Air Hubs and Market Fragmentation at Chicago

Air Hubs and Market Fragmentation

Source: adapted from R. Baseler (2003) “Market Outlook for Air Travel: A Global Perspective”, 2nd Annual MIT Airline Industry Conference, Washington DC.

Before deregulation and Open Skies agreements, only a few international city-pairs could be serviced. The unavailability of lower capacity aircraft for long ranges also meant that only the largest city-pairs could be serviced, often with just one daily service.

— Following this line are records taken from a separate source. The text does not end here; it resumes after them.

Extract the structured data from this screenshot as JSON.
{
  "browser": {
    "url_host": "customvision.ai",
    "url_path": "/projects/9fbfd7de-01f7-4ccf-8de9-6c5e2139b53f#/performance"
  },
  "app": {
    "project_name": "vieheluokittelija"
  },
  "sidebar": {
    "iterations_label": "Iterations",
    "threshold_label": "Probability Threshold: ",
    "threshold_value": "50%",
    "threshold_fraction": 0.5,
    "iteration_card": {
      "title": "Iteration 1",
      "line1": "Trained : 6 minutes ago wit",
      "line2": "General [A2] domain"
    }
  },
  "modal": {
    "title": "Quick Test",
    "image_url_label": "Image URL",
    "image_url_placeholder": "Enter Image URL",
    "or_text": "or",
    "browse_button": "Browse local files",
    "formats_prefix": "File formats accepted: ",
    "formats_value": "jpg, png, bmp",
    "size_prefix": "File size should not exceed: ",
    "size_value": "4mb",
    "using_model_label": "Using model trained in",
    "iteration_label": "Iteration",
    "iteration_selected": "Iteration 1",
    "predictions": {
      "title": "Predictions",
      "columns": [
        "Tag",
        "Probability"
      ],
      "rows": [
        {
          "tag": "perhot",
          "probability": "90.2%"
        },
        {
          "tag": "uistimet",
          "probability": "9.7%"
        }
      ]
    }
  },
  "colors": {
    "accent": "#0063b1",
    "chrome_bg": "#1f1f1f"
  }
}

Deregulation and the introduction of smaller wide-body long-range aircrafts such as the Boeing 767 (1982, about 250 passengers), the Boeing 777 (1995, about 350 passengers), and the Airbus A330 (1994, about 300 passengers) permitted a wider range of city-pairs to be serviced and involving cities of smaller size.

With technical and regulatory changes in air travel, Chicago has evolved from being a domestic hub to assume the function of a major international hub. The fact that Chicago became a hub enabled the consolidation of a larger number of passengers bound to various European cities.